DEAR MIKE: The closet in my master bedroom seems to have grown smaller each year. I have one closet rod, but I would like to reorganize the space to get the most out of it. I have seen wire shelving and the price is within my budget. Can you give me some installation tips? -- Janette G.
DEAR JANETTE: It sounds like you might benefit from an annual garage sale.
If you are a clothes horse, you will need to reorganize your closet, and wire shelving is an economical and durable choice.
There are two types of wire shelving. One uses a vertical track that allows the shelves to be adjusted up or down. It is a faster installation, but it is more expensive and has somewhat of an industrial look to it.
The other method is less expensive, but the shelves will remain in a fixed position. Since it sounds like the budget is tight, we will concentrate on the fixed shelving.
To start, take measurements of the closet and make a sketch of what you want. The fastest way to get more closet space is to install a second hanging shelf. This works well if your wardrobe consists mainly of items that would hang in a space roughly 42 inches high. If you have items, such as dresses, that would not fit in this space, you obviously would have to leave a space for them to hang.
There are lots of options available. You can add shoe racks (by inverting the shelving), storage drawers and baskets, or even a column of shelves for sweaters using pre-drilled poles. Some shelves include an option for a continuous closet rod if you don't want to use the built-in lip. Closet design is limited only by space and imagination.

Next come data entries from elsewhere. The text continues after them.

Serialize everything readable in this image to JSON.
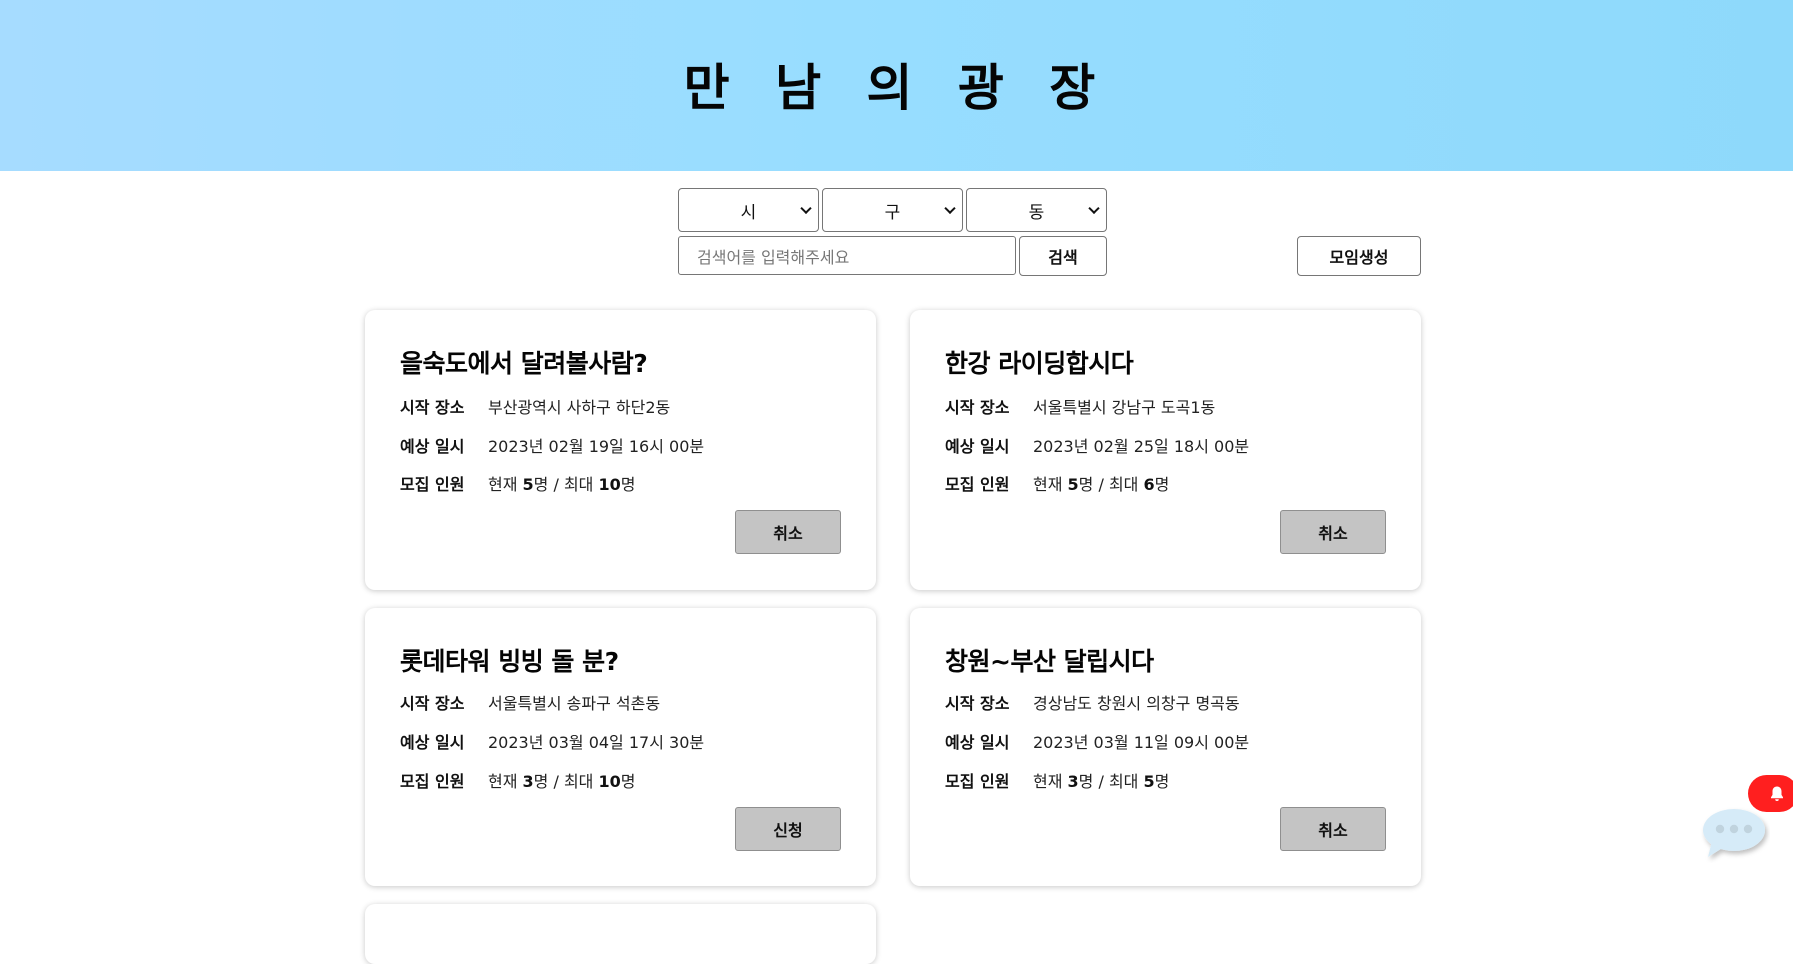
{
  "header": {
    "title": "만 남 의 광 장"
  },
  "filters": {
    "city": "시",
    "district": "구",
    "dong": "동"
  },
  "search": {
    "placeholder": "검색어를 입력해주세요",
    "button_label": "검색"
  },
  "create_button_label": "모임생성",
  "labels": {
    "start_place": "시작 장소",
    "expected_time": "예상 일시",
    "recruit": "모집 인원"
  },
  "cards": [
    {
      "title": "을숙도에서 달려볼사람?",
      "place": "부산광역시 사하구 하단2동",
      "datetime": "2023년 02월 19일 16시 00분",
      "count_prefix": "현재 ",
      "current": "5",
      "count_mid": "명 / 최대 ",
      "max": "10",
      "count_suffix": "명",
      "action": "취소"
    },
    {
      "title": "한강 라이딩합시다",
      "place": "서울특별시 강남구 도곡1동",
      "datetime": "2023년 02월 25일 18시 00분",
      "count_prefix": "현재 ",
      "current": "5",
      "count_mid": "명 / 최대 ",
      "max": "6",
      "count_suffix": "명",
      "action": "취소"
    },
    {
      "title": "롯데타워 빙빙 돌 분?",
      "place": "서울특별시 송파구 석촌동",
      "datetime": "2023년 03월 04일 17시 30분",
      "count_prefix": "현재 ",
      "current": "3",
      "count_mid": "명 / 최대 ",
      "max": "10",
      "count_suffix": "명",
      "action": "신청"
    },
    {
      "title": "창원~부산 달립시다",
      "place": "경상남도 창원시 의창구 명곡동",
      "datetime": "2023년 03월 11일 09시 00분",
      "count_prefix": "현재 ",
      "current": "3",
      "count_mid": "명 / 최대 ",
      "max": "5",
      "count_suffix": "명",
      "action": "취소"
    }
  ],
  "icons": {
    "notification": "bell-icon",
    "chat": "chat-bubble-icon"
  },
  "colors": {
    "header_bg": "#97ddff",
    "action_button_bg": "#c4c4c4",
    "notification_bg": "#ff1f1f",
    "chat_bubble": "#d6ebf8"
  }
}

Start the project by removing the old closet pole and any attached shelving. Typically they will be held in place with screws. From your sketch, use a level and a pencil and mark on the wall where the shelves are to be placed. Extend the level lines around the closet. If you will have two hanging shelves, one on top of the other, mark the top shelf at 84 inches high and the bottom shelf at 42 inches high.
There are three ways to install a shelf: from one wall to another, from one wall to an open space, and from one open space to another.
Each way requires wall clips and support brackets. If the shelf will be mounted to the side walls, use wall brackets. Wall brackets are mounted at the front of the shelf, which rests in this bracket.
The mounting hardware is specific to these wire shelf products. Choose the hardware for that length of shelf and whether or not it fastens to a side wall.
Trim the shelves to fit using either bolt cutters or a hacksaw. The trimmed ends will be sharp but will rest in the wall brackets. If the sharp ends end in an open space (not attached to a side wall), cover them with end caps so that you don't get cut and your clothing doesn't get snagged.
The manufacturer's instructions will have recommendations on the spacing of hardware and supports. Whether it's wall clips, support brackets or wall brackets, they all install in the same manner. If you are mounting them over a stud, screw the hardware into the stud using a one-inch No. 8 screw. If you are securing the hardware into drywall, drill a one-quarter inch hole, push the hardware in and tap the metal pin. The pin will spread the end of the anchor out, which will secure it to the drywall.
Install the wall clips along the level line according to the manufacturer's instructions. These clips hold the back of the shelf. On the ends at the front of the shelf, install either the wall bracket (if it connects to a side wall), or a support bracket with end caps. Simply snap the back of the shelf into the wall clips and then to either the wall brackets or the shelf support.
To extend the shelving around the perimeter of the closet, you will have to negotiate the corners. The options are to install a corner piece, which has a sweeping curve, or to butt two shelves together for a 90-degree turn. To butt the shelves together, you will need a corner support to keep the assembly rigid.
The finished product will be a more efficient closet and more room, at least for now.